  4. ^ Soja, Edward (2003). "Writing the city spatially1". City. 7 (3): 269–280. doi:10.1080/1360481032000157478. S2CID 144964310.
  5. ^ "Professor Mustafa Dikec". latts.fr/.
  6. ^ "Walter Nicholls | Walter Nicholls".
  7. ^ "UW Urban Design and Planning – Departmental Faculty". washington.edu. Archived from the original on April 7, 2015.,
  8. ^ "Diane Davis".
  9. ^ "Dr Juan Miguel Kanai | Geography | the University of Sheffield". January 12, 2022.
  10. ^ "Stefano Bloch". June 11, 2019.
  11. ^ a b Soja, Edward W. Thirdspace. Malden (Mass.): Blackwell, 1996. Print. p. 57.
  12. ^ Soja, Edward W. Thirdspace. Malden (Mass.): Blackwell, 1996. Print. p. 57
  13. ^ Soja, Edward W. Thirdspace. Malden (Mass.): Blackwell, 1996. Print. p. 61
  14. ^ Rutherford, Jonathan. "The Third Space. Interview with Homi Bhabha." Identity: Community, Culture, Difference. London: Lawrence & Wishart, 1998. Print. P. 211 http://www.wsp-kultur.uni-bremen.de/summerschool/download%20ss%202006/The%20Third%20Space.%20Interview%20with%20Homi%20Bhabha.pdf Archived March 6, 2009, at the Wayback Machine
  15. ^ Bustin, Richard. Teaching Geography; Vol. 36, Iss. 2, (Summer 2011): 55-57
  16. ^ Richard Bustin (2011) The living city: Thirdspace and the contemporary geography curriculum, Geography, 96:2, 60-68, DOI: 10.1080/00167487.2011.12094312

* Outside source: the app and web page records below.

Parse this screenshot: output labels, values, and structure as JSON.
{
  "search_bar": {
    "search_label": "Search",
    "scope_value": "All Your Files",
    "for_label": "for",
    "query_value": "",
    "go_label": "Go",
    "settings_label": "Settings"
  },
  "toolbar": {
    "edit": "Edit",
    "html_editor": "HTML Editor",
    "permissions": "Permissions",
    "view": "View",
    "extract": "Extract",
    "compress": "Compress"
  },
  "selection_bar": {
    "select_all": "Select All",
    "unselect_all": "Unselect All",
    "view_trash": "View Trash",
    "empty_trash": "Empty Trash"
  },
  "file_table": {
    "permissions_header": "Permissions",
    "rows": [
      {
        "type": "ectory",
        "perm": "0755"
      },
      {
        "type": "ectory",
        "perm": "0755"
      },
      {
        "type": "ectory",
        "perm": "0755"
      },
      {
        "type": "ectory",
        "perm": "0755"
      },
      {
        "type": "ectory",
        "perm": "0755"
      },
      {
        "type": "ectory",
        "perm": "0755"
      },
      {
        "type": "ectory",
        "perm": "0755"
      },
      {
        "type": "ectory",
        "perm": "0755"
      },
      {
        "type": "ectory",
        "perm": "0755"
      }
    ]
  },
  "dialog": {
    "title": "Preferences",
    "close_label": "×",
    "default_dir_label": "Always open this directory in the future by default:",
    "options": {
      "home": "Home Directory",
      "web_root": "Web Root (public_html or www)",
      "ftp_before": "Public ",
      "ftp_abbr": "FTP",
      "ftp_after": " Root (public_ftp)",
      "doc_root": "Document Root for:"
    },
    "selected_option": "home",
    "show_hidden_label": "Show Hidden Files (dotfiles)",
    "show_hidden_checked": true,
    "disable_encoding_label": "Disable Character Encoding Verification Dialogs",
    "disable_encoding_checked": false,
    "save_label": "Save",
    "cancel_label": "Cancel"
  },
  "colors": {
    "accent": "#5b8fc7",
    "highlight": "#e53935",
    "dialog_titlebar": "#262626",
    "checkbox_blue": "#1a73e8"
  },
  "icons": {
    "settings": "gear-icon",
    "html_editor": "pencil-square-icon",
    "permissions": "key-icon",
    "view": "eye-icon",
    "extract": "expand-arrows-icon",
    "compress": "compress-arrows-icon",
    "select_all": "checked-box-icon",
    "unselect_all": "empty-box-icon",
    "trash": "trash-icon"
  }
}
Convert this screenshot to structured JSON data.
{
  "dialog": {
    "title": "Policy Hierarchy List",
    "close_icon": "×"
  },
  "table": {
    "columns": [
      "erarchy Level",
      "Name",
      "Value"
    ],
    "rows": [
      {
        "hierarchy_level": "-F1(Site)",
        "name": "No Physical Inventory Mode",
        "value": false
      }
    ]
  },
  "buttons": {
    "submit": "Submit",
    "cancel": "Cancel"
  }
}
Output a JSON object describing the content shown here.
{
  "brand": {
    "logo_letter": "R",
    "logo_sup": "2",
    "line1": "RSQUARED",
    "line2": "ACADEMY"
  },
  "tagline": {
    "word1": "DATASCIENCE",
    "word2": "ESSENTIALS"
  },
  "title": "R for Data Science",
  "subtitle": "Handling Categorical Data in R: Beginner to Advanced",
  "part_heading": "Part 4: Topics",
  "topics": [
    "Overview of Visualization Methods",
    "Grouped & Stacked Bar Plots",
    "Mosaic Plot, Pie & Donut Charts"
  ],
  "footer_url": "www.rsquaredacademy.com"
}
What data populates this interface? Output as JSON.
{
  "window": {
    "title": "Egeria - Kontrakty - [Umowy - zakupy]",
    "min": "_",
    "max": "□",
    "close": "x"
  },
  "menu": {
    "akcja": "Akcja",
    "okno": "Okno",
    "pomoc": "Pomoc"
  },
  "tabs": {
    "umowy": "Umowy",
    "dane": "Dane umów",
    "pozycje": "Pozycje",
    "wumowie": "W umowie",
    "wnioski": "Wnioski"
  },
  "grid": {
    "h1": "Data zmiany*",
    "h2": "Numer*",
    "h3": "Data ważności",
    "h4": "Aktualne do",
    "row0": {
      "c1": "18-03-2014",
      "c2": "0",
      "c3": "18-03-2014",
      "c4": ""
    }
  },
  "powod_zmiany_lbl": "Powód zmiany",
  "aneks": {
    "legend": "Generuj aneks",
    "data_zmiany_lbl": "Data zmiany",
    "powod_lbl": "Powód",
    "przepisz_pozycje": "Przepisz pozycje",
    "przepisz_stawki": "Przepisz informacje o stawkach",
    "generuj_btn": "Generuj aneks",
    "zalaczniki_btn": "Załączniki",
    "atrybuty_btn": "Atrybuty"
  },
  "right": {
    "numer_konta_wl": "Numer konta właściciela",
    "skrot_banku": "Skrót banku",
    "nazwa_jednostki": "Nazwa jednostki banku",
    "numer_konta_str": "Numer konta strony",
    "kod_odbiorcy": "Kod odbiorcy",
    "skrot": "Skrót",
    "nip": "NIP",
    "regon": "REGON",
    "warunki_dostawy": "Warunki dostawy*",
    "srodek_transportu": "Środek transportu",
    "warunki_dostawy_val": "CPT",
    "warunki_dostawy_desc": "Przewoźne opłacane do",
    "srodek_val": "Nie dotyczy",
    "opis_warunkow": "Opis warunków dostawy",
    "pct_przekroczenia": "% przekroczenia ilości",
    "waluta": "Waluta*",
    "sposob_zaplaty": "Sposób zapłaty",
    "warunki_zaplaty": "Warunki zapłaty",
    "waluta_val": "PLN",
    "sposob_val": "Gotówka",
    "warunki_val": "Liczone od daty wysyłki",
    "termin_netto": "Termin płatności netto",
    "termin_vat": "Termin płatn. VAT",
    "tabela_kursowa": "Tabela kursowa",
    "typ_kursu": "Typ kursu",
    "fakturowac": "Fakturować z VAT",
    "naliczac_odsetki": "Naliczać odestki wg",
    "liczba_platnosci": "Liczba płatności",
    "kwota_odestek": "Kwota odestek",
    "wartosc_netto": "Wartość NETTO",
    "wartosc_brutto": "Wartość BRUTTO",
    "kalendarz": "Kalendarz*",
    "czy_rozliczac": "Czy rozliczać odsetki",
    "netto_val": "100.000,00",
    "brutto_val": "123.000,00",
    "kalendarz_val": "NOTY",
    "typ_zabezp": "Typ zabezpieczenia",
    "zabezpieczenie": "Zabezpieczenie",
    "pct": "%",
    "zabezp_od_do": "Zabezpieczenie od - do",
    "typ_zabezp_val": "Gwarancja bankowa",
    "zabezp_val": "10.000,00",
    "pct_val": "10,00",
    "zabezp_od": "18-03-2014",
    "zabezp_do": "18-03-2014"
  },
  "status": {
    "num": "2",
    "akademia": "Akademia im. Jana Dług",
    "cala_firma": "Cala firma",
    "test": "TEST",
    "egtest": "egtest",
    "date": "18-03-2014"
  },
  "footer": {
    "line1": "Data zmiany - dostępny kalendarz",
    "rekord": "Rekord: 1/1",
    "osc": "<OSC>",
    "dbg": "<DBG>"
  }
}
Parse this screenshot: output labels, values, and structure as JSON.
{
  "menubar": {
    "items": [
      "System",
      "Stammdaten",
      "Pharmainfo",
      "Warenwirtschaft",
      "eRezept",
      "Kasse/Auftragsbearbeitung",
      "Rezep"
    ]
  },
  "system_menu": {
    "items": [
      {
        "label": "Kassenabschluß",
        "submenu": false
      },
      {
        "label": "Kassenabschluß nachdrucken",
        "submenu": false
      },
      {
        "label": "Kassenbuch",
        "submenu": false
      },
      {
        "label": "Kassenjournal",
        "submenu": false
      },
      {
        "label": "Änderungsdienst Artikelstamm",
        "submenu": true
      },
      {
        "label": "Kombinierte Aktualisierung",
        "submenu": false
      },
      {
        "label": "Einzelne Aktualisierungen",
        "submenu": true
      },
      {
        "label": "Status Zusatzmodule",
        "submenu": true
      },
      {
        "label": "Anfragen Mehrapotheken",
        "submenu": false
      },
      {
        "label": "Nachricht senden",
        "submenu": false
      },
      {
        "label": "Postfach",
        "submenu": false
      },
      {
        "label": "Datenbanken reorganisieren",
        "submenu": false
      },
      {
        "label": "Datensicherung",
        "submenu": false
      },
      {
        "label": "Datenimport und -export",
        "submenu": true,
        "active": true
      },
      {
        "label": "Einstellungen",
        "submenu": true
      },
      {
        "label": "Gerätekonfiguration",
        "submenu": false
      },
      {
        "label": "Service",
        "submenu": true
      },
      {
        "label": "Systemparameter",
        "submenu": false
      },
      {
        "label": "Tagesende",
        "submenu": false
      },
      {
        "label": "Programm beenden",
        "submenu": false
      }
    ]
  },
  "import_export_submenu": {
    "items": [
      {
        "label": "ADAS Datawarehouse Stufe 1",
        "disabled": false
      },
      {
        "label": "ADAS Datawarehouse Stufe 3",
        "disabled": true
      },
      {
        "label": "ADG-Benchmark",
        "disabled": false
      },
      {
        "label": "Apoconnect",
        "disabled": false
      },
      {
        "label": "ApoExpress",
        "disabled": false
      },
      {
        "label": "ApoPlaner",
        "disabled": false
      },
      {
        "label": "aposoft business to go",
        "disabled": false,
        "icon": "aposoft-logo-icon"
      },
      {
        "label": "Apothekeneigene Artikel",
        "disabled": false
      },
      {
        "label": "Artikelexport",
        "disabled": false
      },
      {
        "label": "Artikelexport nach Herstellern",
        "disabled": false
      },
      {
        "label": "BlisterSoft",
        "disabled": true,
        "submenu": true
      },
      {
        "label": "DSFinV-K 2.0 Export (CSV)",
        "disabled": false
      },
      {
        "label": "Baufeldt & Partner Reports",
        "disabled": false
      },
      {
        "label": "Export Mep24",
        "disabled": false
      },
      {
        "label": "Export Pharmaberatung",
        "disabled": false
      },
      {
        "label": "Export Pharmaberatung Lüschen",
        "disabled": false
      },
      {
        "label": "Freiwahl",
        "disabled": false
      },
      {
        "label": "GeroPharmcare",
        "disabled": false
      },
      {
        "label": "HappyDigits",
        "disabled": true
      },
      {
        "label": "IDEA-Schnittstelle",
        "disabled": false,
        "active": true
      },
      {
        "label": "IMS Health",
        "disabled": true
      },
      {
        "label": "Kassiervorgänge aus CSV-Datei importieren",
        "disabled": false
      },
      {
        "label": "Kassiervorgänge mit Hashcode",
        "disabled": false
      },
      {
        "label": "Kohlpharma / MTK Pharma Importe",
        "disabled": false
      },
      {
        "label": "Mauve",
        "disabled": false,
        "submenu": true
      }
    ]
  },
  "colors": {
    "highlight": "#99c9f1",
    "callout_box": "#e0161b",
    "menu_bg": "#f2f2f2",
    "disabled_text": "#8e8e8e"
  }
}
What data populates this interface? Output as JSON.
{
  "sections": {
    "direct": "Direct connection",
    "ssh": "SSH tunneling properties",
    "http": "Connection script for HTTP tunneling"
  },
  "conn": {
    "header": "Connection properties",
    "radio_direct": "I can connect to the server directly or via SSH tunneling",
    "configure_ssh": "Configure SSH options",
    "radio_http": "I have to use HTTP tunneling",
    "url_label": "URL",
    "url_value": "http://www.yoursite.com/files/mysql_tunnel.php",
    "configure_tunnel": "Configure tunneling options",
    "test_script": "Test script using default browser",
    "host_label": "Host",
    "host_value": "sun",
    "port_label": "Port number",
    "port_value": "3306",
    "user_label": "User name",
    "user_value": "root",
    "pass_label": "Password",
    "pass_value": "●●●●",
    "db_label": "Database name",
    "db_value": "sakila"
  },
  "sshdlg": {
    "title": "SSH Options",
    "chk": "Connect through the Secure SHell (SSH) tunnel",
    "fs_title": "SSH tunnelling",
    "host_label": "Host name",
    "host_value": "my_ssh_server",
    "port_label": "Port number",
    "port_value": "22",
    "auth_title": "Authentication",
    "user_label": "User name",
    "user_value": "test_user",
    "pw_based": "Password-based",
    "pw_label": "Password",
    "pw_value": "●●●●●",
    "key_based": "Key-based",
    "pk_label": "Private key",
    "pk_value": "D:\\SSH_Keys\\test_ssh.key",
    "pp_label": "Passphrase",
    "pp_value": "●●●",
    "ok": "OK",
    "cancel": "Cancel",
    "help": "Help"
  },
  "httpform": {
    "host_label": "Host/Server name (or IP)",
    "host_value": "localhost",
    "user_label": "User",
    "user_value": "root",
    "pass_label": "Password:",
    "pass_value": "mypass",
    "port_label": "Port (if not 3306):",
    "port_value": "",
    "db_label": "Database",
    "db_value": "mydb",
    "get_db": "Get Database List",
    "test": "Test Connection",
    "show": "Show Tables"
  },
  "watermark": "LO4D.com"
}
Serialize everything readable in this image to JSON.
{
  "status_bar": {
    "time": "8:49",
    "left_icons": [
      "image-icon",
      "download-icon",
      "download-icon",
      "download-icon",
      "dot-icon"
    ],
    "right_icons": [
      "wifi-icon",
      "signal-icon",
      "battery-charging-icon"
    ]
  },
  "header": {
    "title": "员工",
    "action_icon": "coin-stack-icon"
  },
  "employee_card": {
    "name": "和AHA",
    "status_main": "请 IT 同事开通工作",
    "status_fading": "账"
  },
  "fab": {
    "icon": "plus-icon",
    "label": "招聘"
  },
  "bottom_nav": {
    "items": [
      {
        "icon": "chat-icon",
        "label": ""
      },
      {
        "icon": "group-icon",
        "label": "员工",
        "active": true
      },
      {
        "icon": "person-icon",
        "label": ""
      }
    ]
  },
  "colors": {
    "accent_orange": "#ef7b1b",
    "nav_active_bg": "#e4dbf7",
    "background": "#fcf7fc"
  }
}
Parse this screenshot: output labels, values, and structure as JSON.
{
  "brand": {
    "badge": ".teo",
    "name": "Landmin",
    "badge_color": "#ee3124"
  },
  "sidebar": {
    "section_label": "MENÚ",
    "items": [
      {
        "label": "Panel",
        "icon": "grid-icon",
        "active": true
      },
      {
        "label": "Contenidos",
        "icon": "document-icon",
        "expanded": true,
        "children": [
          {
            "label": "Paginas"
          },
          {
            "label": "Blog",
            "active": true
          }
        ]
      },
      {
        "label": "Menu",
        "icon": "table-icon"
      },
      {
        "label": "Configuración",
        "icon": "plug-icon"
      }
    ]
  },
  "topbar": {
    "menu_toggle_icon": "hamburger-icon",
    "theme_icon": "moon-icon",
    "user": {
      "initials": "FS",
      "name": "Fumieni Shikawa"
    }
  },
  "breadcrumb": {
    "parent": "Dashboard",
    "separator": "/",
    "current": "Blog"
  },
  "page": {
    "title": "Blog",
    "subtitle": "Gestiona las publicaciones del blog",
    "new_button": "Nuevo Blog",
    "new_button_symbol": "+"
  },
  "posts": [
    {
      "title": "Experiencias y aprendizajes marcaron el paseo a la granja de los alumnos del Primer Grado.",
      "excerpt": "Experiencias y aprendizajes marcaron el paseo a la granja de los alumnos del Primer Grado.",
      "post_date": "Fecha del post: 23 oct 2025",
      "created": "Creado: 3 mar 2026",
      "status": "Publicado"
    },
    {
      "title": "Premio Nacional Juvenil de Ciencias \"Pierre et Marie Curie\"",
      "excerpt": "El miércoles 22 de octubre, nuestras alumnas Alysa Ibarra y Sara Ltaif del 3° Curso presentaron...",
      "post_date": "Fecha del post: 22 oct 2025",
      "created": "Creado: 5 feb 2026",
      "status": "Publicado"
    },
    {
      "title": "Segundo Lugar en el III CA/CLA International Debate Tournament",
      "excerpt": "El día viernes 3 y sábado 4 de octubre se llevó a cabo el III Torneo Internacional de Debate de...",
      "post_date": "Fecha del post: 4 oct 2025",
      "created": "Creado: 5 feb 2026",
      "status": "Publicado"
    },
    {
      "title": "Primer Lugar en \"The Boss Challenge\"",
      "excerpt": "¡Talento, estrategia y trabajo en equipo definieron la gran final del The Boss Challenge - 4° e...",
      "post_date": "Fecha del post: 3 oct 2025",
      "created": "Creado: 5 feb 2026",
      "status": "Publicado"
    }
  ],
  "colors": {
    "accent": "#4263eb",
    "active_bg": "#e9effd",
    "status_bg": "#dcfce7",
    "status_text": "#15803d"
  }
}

  17. ^ Bustin, Richard. Teaching Geography; Vol. 44, Iss. 1, (Spring 2019): 17-19
  18. ^ "Archived copy" (PDF). www.opa-a2a.org. Archived from the original (PDF) on June 2, 2016. Retrieved June 30, 2022.{{cite web}}: CS1 maint: archived copy as title (link)

Further reading[edit]

External links[edit]